How To Increase Your Social Skills Without Changing Your Language

Social skills are a powerful force of communication. They help us to build healthy relationships, to build and maintain trust between people, to cultivate positive peer relationships, and to deal with stress and anxiety.

If you look back at the last 100 years of human civilization (and what you’ll find are pretty fascinating numbers about how society and culture has changed), you’ll see the same pattern over time. A little thing, little by little, grows to become big and influential. We’ve been speaking English as an acquired tongue for a long time now, and we’ve been training people to use it. The social skills we develop when we speak English are not exactly the same ones you’re going to get when you switch to another language, but there’s a strong correspondence. But why does that correlation go so strong? Why is language such a large part of our social skills? The answer is that it’s our innate social language. People are wired for communication, and they’re wired for language. They’ve developed language in ways that are designed specifically to facilitate social interactions. In our recent book, The Language Instinct , we show that social skills (social language) are a powerful force of communication with everyone — not just a select few, but anyone who’s interested in developing his or her social skills.

The language instinct is a powerful force of communication between people. In language, there are two types of language, “hard” and “soft.” Hard and soft languages are basically the same thing. They take words from one language and rearrange them or change sounds to make a new meaning, with a little bit of adaptation. The hard-language skills aren’t particularly hard to acquire, and it’s easy to learn them. Soft-language skills are harder to acquire but involve an emotional investment. They take a little bit of hard effort to learn and use but are more important in forming healthy relationships. Soft languages aren’t just for language. They also influence everything else. They influence how we solve problems, whether or not we’re interested in things like cars or computers, how we think, and how we interact with others.

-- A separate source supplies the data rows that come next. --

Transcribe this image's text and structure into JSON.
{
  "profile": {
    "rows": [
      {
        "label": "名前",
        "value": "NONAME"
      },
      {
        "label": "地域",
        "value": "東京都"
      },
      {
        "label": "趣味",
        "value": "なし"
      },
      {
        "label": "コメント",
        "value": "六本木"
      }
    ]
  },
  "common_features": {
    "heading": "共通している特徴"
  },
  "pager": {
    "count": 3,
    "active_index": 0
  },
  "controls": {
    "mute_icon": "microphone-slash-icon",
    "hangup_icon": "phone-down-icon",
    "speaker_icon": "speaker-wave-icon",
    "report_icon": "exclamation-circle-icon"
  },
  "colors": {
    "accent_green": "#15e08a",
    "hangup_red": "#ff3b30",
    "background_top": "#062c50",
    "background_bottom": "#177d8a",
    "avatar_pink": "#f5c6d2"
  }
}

Let’s look at each type of language in turn.

The Hard Language

If you start off your language exploration with “hello,” you’ve just started with the hard-language skills. You’ve got to be a little bit of a linguist if you’re looking at French to English translations, but it’s pretty easy to pick up and get things going. French sounds simple enough, but it’s not, unfortunately. It’s been used a lot as a medium of exchange, but also as a way to express love, hatred, contempt, disgust, etc.

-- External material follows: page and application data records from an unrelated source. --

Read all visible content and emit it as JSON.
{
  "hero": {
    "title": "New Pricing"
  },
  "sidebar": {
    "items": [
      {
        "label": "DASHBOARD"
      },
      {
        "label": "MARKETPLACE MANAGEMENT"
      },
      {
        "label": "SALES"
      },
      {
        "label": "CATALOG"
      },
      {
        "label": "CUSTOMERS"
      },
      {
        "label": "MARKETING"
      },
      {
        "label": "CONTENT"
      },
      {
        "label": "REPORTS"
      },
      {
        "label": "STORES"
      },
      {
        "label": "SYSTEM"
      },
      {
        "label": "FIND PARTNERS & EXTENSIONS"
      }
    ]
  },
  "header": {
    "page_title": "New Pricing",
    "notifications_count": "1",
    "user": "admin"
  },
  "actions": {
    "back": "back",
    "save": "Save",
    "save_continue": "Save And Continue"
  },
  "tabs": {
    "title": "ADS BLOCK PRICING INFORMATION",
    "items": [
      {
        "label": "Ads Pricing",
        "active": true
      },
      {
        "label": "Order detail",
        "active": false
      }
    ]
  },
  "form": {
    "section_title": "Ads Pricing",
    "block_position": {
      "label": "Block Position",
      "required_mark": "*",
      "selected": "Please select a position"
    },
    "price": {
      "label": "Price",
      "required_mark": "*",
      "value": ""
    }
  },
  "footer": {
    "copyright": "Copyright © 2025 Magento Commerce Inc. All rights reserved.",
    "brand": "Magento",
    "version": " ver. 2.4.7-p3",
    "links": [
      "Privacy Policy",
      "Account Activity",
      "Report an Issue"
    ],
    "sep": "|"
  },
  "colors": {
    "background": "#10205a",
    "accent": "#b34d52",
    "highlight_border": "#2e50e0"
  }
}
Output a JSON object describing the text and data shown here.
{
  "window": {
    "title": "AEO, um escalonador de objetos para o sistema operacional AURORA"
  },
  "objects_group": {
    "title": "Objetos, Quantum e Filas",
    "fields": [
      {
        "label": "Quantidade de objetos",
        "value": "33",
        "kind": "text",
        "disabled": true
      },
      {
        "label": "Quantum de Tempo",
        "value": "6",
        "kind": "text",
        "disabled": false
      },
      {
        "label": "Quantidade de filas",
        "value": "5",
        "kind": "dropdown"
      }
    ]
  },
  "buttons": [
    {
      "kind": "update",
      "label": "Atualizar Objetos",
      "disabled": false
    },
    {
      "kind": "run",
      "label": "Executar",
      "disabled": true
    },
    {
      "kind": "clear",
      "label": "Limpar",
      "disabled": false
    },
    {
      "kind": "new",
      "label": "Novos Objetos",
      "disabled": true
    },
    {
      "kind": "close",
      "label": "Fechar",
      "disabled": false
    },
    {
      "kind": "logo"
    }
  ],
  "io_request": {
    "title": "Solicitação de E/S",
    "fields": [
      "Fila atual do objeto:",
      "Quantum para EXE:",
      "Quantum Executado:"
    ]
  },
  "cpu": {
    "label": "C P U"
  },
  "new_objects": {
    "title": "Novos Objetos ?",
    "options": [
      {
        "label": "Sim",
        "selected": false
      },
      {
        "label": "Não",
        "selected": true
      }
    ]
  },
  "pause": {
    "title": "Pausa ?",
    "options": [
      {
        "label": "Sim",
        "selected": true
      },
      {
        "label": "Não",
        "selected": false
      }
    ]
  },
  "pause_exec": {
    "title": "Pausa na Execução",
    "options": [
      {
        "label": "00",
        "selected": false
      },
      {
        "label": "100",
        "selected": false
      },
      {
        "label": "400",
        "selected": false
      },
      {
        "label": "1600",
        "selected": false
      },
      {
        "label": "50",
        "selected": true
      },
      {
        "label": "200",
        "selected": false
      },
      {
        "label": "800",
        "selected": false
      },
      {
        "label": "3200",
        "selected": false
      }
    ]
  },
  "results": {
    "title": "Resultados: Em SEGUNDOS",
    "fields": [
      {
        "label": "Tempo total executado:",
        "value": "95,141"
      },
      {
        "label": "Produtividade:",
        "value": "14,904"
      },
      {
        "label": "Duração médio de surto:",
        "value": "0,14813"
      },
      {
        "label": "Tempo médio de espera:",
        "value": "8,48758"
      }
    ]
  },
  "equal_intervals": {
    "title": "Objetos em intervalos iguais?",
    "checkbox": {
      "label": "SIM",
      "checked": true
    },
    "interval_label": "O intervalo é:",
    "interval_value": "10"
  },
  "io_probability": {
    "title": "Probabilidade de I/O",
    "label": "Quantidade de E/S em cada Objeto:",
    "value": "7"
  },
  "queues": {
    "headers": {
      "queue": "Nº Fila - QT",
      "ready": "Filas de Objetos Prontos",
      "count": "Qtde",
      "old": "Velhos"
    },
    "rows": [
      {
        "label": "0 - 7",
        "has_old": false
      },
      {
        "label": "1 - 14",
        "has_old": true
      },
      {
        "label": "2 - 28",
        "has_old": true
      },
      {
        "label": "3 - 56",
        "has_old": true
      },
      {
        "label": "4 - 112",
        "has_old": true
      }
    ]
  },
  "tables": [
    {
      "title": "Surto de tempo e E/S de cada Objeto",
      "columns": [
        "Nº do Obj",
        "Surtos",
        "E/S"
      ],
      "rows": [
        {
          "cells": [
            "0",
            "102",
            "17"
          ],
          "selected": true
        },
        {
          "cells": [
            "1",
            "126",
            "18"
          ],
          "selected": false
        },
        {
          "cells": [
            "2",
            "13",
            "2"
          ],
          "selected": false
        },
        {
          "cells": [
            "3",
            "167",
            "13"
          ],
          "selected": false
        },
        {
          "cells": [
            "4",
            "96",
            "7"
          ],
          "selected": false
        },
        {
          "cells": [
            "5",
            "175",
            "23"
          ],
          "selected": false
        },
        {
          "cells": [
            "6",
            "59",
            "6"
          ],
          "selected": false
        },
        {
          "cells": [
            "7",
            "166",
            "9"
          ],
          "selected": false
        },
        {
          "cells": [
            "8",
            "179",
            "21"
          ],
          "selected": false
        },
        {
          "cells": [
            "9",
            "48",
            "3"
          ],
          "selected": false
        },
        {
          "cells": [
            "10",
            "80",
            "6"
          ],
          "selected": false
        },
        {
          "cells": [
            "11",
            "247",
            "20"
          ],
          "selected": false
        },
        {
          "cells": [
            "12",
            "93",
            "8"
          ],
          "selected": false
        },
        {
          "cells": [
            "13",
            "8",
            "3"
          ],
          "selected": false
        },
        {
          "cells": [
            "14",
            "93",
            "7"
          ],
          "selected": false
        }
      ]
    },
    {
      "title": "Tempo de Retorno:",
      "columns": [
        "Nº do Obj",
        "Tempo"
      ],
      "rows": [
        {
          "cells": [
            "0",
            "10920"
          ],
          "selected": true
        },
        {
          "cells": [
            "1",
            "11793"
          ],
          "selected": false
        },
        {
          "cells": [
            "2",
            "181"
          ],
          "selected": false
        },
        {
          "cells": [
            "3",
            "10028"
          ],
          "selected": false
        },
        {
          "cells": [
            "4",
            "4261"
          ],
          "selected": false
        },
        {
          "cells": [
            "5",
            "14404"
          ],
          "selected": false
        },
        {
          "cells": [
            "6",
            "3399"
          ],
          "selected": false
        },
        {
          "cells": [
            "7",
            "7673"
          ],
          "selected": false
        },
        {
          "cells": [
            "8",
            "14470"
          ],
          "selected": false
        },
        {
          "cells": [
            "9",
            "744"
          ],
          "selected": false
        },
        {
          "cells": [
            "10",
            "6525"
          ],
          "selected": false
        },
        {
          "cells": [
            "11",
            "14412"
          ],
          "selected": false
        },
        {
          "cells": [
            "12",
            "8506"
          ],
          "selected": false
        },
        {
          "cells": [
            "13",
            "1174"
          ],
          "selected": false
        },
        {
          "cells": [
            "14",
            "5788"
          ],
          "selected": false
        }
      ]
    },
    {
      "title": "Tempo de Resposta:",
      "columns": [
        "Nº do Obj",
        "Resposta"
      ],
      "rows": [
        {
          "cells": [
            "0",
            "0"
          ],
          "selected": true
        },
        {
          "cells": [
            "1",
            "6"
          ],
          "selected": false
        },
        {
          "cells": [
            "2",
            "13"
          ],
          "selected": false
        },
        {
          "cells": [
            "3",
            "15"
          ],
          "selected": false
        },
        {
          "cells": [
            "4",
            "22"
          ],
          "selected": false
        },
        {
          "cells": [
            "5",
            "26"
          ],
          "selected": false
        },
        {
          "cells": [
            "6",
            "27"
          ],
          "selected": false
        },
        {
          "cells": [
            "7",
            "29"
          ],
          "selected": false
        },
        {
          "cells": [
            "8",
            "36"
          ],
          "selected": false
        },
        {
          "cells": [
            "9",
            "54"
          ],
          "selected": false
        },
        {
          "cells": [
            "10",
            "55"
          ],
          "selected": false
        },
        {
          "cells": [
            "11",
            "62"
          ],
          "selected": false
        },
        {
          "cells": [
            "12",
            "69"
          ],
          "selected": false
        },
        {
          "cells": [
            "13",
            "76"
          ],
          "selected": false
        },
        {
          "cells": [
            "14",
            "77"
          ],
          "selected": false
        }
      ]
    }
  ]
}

The Language In Which They Were Born. This kind of language is typically acquired through the process of exposure to different kinds of people by being born to a family or family lineage that uses hard-language skills.

That said, you can also learn English by actually talking to native English speakers and ask questions of them, and learn the soft-language skills (such as listening and understanding) pretty easily either by watching (the same way you are looking at English language videos) or even by listening to a friend who is learning. These processes are both hard-language and soft-language skills. It’s easy to acquire each of these kinds of language because we’re wired by nature to respond to language in a certain way. If language is part of our social language, then these types of language are all about language.

The Soft Language

By contrast, soft languages are the languages that people naturally speak. These are the languages that are learned and passed on, naturally. When you listen to a French speaker speak, you’ll hear the same kind of language you’d hear if you watched a French-speaking film or TV show. It’s very subtle, but it’s there.

It takes hard work to pick this language up. You’ll have to take a little time to recognize which kinds of things you’re allowed to say and when they’re OK to say them, or you’ll sound like a jerk. You’ll have to work on your listening skills as well, because different kinds of people speak at different times of day and on different types of stages. And you’ll have to develop a thick skin. People will ask you questions that you’re not used to hearing, and if you don’t find them interesting, they will continue talking anyway.